Relationships Between E-S Theory, Theory of Mind, Ability Tilt, and College Major Preference Controlling for General Intelligence

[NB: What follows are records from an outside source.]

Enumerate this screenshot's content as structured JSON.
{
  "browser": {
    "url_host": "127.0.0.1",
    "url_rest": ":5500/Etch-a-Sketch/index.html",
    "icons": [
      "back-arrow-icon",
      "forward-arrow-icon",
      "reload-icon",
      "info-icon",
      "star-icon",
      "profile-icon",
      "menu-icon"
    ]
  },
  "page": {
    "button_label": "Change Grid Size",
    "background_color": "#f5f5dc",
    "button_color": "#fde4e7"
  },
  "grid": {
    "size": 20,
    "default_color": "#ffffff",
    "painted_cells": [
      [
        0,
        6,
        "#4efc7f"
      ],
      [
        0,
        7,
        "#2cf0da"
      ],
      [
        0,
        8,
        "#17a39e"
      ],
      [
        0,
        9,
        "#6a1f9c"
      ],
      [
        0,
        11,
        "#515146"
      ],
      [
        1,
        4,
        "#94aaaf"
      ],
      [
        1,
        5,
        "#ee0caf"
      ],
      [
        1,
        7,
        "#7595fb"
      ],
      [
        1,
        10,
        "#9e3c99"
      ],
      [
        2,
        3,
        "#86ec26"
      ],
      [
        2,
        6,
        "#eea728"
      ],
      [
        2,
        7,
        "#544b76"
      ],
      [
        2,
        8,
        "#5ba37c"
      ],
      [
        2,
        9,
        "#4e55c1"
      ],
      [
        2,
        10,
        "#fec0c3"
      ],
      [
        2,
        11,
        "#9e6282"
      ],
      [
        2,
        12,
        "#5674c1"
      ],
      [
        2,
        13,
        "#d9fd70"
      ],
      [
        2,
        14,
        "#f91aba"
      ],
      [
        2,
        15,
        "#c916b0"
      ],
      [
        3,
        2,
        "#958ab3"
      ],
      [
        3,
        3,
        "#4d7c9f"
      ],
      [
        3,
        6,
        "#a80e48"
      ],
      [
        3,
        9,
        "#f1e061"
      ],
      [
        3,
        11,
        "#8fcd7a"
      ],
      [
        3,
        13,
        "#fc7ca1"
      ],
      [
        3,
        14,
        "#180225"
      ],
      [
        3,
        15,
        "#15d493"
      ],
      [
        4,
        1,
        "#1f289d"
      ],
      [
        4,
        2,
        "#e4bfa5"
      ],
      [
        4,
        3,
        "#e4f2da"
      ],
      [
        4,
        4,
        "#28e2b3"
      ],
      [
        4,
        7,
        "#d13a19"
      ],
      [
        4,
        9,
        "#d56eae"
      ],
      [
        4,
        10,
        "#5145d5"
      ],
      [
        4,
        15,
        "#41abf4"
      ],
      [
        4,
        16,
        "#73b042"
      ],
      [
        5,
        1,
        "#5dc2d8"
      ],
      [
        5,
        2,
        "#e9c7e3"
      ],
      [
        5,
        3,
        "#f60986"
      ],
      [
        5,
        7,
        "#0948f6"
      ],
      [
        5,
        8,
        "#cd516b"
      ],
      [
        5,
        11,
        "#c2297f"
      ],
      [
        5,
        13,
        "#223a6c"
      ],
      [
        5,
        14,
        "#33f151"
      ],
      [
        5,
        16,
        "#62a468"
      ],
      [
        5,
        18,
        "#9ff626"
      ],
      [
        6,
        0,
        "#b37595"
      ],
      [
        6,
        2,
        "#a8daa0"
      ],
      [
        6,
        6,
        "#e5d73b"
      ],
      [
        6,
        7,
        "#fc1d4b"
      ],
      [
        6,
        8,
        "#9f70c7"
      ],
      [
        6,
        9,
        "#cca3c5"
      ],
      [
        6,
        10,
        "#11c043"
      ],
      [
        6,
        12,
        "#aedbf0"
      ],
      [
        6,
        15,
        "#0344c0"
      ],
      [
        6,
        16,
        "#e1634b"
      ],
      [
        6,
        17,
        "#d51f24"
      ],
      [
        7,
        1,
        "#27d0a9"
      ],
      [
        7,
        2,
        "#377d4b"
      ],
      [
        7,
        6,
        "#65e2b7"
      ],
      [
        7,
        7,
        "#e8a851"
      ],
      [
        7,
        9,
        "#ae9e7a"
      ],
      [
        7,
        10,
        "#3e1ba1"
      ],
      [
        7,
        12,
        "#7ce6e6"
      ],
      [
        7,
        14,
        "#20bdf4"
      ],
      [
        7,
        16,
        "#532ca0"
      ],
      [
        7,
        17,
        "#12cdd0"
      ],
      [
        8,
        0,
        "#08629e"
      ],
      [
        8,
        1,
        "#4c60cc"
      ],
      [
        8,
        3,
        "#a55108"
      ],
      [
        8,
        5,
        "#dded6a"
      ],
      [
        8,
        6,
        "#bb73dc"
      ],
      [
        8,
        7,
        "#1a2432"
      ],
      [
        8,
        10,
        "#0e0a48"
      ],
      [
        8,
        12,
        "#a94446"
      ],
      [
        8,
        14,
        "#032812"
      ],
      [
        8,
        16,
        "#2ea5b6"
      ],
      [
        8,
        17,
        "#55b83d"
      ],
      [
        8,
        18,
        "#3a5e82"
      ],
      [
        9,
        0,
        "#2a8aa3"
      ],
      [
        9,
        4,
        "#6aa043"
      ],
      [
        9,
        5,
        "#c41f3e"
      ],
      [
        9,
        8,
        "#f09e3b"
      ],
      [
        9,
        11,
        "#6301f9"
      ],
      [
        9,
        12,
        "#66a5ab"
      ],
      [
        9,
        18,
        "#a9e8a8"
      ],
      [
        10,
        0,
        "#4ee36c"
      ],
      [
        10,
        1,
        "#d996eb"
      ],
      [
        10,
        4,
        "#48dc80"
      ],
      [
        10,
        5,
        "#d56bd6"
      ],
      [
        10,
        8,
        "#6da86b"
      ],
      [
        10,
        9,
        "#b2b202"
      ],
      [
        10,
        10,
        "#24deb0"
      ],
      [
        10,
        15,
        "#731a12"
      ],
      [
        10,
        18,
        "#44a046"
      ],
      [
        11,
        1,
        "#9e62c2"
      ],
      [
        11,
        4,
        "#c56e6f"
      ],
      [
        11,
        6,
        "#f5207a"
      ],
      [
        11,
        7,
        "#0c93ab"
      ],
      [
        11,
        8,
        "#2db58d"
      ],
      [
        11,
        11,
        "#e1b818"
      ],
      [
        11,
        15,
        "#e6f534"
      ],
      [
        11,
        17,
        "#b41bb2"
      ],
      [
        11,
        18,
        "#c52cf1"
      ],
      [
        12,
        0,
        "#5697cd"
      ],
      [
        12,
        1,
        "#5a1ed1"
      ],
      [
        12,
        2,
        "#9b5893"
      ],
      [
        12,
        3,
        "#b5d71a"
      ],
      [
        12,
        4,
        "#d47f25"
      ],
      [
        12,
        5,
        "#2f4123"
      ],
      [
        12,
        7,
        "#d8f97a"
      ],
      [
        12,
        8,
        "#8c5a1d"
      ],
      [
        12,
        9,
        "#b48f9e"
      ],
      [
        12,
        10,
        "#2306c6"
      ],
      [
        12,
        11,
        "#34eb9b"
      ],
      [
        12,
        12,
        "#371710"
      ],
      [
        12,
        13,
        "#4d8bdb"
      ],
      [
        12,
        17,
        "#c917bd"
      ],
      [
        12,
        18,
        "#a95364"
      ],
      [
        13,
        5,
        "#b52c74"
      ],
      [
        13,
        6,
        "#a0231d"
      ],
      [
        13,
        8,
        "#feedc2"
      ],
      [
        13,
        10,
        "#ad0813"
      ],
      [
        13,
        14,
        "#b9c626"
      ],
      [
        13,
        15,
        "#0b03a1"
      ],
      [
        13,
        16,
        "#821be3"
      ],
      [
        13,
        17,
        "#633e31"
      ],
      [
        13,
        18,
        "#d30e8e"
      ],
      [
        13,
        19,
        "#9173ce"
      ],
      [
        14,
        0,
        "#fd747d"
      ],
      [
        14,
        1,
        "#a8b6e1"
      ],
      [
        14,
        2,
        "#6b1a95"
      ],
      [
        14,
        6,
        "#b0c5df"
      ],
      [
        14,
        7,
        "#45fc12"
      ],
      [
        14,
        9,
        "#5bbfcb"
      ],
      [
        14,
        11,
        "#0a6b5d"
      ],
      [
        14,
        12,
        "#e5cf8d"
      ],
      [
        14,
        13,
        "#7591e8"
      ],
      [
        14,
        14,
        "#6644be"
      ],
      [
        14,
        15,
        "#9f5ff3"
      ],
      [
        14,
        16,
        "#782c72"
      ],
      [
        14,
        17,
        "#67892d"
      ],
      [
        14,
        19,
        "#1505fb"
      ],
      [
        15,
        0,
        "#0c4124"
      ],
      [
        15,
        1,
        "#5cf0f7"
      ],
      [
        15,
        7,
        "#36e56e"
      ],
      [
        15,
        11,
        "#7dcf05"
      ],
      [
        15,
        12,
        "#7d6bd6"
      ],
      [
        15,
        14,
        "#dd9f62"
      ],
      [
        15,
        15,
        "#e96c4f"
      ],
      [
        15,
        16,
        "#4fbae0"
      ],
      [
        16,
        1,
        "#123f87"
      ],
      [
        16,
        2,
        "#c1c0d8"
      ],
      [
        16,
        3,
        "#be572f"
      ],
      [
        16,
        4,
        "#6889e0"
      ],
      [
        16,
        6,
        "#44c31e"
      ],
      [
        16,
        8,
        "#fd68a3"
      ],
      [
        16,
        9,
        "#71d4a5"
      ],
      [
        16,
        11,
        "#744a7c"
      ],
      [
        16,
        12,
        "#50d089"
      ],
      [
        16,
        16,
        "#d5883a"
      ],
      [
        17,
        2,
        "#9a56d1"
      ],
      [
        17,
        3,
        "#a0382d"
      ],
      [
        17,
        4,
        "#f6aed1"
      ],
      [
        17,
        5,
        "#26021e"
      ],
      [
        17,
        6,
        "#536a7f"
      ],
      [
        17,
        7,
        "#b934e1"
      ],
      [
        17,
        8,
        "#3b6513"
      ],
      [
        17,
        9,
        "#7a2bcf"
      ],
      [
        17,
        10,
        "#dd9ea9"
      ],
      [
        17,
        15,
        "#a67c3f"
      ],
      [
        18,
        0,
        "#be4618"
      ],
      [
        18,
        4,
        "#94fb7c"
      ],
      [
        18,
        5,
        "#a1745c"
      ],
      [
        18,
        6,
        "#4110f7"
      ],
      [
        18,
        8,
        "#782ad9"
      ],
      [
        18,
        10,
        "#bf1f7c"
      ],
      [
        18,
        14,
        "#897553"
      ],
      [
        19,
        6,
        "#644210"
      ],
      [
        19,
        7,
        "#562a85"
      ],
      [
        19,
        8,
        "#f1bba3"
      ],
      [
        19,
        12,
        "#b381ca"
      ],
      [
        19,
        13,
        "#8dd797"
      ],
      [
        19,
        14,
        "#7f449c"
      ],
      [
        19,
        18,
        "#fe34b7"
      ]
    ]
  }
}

The present study sought to understand the relationships between college major preferences and four measures of cognition that are weakly related to general intelligence (g): (1) E-S tilt, the within-subject difference in empathizing (E) strategies which identify, predict, and respond to mental states and systemizing (S) strategies which analyze a system using set rules; (2) ability tilt, the within-subject difference in SAT/ACT math and verbal scores; (3) theory of mind (ToM), the ability to attribute independent mental states and processes to another person; and (4) college major preference for STEM (science, technology, engineering, and math) or humanities. Analyses controlled for a measure of g, the International Cognitive Ability Resource (ICAR). We predicted that S tilt, math tilt, and STEM majors would be related based on the assumption that these tap rule-based processes. We also predicted that E tilt, verbal tilt, ToM, and humanities majors would be related based on the assumption that these tap empathy and non-rule-based processes. We also examined whether ability tilt mediated the relationship between E-S tilt and college major preference. Consistent with prior research, E-S tilt and ability tilt correlated with college major preference, with S tilt and math tilt predicting STEM majors and E tilt and verbal tilt predicting humanities majors. However, E-S tilt did not correlate with ability tilt. Furthermore, ability tilt did not mediate the relationship between E-S tilt and college major preference. The thesis concludes with a discussion of limitations of the study and suggestions for future research.